Exploring the Five Senses Through Metaphor

Introduction: Five Senses (5-10 minutes)

I will hold up an orange and ask a volunteer to describe the orange to me. For this first time I will not record what they say—this is simply a brainstorming session. Then I’ll ask: “Does someone want to tell me what the five senses are?” Make sure to give enough time for them to answer and think of all five: touch, taste, sight, hearing, smell. Say: “Now we will describe the orange but you have to describe it to me in terms of the five senses.” Write these answers down.

Introduction: Metaphor (5-10 minutes)

We will observe the orange even further, but after discussing what a metaphor is first. Give them some time to answer (ask if they have gone over this device in class before). Emphasize that it is comparing two different objects, and then emphasize that if we compare two different objects, there must be some similarity between them. We can compare two different things using the five senses. Move them towards the third round of writing about the orange by saying, “Let’s return to the five senses we used to describe the orange. We said it looks round…what else is round?” If they are having trouble, give a boundary as in, “What else in this room is round?”
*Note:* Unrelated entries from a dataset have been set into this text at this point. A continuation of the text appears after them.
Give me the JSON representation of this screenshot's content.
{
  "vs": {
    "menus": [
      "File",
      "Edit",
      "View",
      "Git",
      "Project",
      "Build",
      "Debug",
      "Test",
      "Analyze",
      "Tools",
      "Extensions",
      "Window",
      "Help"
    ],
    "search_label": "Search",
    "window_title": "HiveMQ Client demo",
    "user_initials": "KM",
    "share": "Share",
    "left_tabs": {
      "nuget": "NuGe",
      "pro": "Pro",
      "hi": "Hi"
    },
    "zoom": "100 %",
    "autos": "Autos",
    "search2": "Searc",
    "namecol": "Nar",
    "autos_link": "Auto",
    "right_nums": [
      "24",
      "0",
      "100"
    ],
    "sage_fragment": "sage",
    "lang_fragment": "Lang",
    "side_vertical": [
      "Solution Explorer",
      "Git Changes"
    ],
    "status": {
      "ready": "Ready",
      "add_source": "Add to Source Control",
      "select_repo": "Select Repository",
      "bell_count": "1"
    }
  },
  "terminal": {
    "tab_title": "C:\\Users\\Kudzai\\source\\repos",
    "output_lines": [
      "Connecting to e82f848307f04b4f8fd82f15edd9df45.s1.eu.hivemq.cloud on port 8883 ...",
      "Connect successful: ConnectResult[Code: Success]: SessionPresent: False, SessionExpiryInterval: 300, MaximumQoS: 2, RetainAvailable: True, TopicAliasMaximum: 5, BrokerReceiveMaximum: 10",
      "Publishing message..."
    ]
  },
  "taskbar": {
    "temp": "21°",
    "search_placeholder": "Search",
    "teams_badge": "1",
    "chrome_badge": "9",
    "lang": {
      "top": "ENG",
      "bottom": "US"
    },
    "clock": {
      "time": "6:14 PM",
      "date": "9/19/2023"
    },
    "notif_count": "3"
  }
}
Pre-literary Model (5-10 minutes)

Hold up the pineapple and ask them to list observations and things they notice about the pineapple. Again, gear them towards the five senses and what else is round. Write this on the board.

Literary Model (5 minutes)

I found Wallace Steven’s poem “Someone Puts a Pineapple Together” in Kenneth Koch’s collection Rose, Where Did You Get That Red?. This will be written on poster board. I will hold up Steven’s poem “Someone Puts a Pineapple Together” and read it aloud. Point to certain lines and ask the students to explain the similarities between what Wallace describes and the pineapple. Read one of the student poems in Rose, Where Did You Get That Red? as one last example.

Individual Writing (15-20 minutes)

Place one of the objects in each row of seats in the classroom, so that that row is designated to write about that object. Doing this by row will limit moving chairs/unnecessary commotion and will save time.

Prompt: Describe this object to me using the five senses. Describe the object using at least two metaphors as well.

Sharing (5 minutes)

Students who want to will be invite to share their work.



We will discuss the five senses and describe several objects in terms of these senses. We will actively practice a non-literal way of observation. Instead of seeing an orange as just an orange, for example, we will discuss what qualities of an orange make it look like another object (i.e. “It is round and what else is round?”). This will segue into our discussion of how metaphor operates.

Education Level: 

Junior High




Lesson Plan

Time Frame: 

45-50 minutes

Required Materials: 

Objects to observe (a pineapple, spoon, an aloe vera frond, orange, piece of fabric, piece of wood, ear of corn), poster board with Wallace Steven’s “Someone Puts a Pineapple Together” written on it

Literary model: 

Wallace Steven’s poem “Someone Puts a Pineapple Together” from Rose, Where Did You get that Red? by Kenneth Koch

Lesson Plan: